TASK PROMPT: Please print the records below exactly as they are written.

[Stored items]

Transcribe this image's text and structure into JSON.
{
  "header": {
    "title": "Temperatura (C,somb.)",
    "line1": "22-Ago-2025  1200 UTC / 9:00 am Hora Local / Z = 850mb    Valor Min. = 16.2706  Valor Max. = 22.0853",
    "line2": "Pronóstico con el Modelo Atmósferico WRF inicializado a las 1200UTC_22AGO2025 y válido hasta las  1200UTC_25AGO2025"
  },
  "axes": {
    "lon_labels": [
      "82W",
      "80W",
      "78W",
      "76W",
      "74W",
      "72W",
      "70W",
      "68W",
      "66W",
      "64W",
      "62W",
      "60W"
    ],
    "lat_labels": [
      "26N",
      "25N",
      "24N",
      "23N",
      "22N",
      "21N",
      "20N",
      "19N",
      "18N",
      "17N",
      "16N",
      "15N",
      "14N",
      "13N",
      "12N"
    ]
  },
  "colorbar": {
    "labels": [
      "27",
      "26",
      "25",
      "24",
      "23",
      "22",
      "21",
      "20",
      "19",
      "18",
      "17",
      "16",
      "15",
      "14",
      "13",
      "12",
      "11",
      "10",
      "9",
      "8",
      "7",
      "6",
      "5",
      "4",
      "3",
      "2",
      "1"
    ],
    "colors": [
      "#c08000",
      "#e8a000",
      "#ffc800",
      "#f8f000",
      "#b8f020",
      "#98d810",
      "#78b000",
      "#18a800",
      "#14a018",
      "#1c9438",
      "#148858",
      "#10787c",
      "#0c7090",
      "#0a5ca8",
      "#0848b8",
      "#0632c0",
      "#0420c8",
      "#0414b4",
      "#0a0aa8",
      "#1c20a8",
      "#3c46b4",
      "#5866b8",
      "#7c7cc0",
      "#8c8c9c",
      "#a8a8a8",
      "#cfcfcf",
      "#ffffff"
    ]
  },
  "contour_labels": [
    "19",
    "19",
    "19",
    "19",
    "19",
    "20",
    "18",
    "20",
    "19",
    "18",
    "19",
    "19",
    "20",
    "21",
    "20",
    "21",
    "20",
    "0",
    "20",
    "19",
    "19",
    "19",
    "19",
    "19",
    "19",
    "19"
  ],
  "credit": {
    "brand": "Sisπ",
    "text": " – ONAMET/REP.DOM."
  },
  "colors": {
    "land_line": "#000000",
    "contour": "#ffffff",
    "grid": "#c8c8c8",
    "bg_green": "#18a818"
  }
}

REPLY TO THE EXERCISE:
Transcribe this image's text and structure into JSON.
{
  "header": {
    "title": "Temperatura (C,somb.)",
    "line1": "22-Ago-2025  1200 UTC / 9:00 am Hora Local / Z = 850mb    Valor Min. = 16.2706  Valor Max. = 22.0853",
    "line2": "Pronóstico con el Modelo Atmósferico WRF inicializado a las 1200UTC_22AGO2025 y válido hasta las  1200UTC_25AGO2025"
  },
  "axes": {
    "lon_labels": [
      "82W",
      "80W",
      "78W",
      "76W",
      "74W",
      "72W",
      "70W",
      "68W",
      "66W",
      "64W",
      "62W",
      "60W"
    ],
    "lat_labels": [
      "26N",
      "25N",
      "24N",
      "23N",
      "22N",
      "21N",
      "20N",
      "19N",
      "18N",
      "17N",
      "16N",
      "15N",
      "14N",
      "13N",
      "12N"
    ]
  },
  "colorbar": {
    "labels": [
      "27",
      "26",
      "25",
      "24",
      "23",
      "22",
      "21",
      "20",
      "19",
      "18",
      "17",
      "16",
      "15",
      "14",
      "13",
      "12",
      "11",
      "10",
      "9",
      "8",
      "7",
      "6",
      "5",
      "4",
      "3",
      "2",
      "1"
    ],
    "colors": [
      "#c08000",
      "#e8a000",
      "#ffc800",
      "#f8f000",
      "#b8f020",
      "#98d810",
      "#78b000",
      "#18a800",
      "#14a018",
      "#1c9438",
      "#148858",
      "#10787c",
      "#0c7090",
      "#0a5ca8",
      "#0848b8",
      "#0632c0",
      "#0420c8",
      "#0414b4",
      "#0a0aa8",
      "#1c20a8",
      "#3c46b4",
      "#5866b8",
      "#7c7cc0",
      "#8c8c9c",
      "#a8a8a8",
      "#cfcfcf",
      "#ffffff"
    ]
  },
  "contour_labels": [
    "19",
    "19",
    "19",
    "19",
    "19",
    "20",
    "18",
    "20",
    "19",
    "18",
    "19",
    "19",
    "20",
    "21",
    "20",
    "21",
    "20",
    "0",
    "20",
    "19",
    "19",
    "19",
    "19",
    "19",
    "19",
    "19"
  ],
  "credit": {
    "brand": "Sisπ",
    "text": " – ONAMET/REP.DOM."
  },
  "colors": {
    "land_line": "#000000",
    "contour": "#ffffff",
    "grid": "#c8c8c8",
    "bg_green": "#18a818"
  }
}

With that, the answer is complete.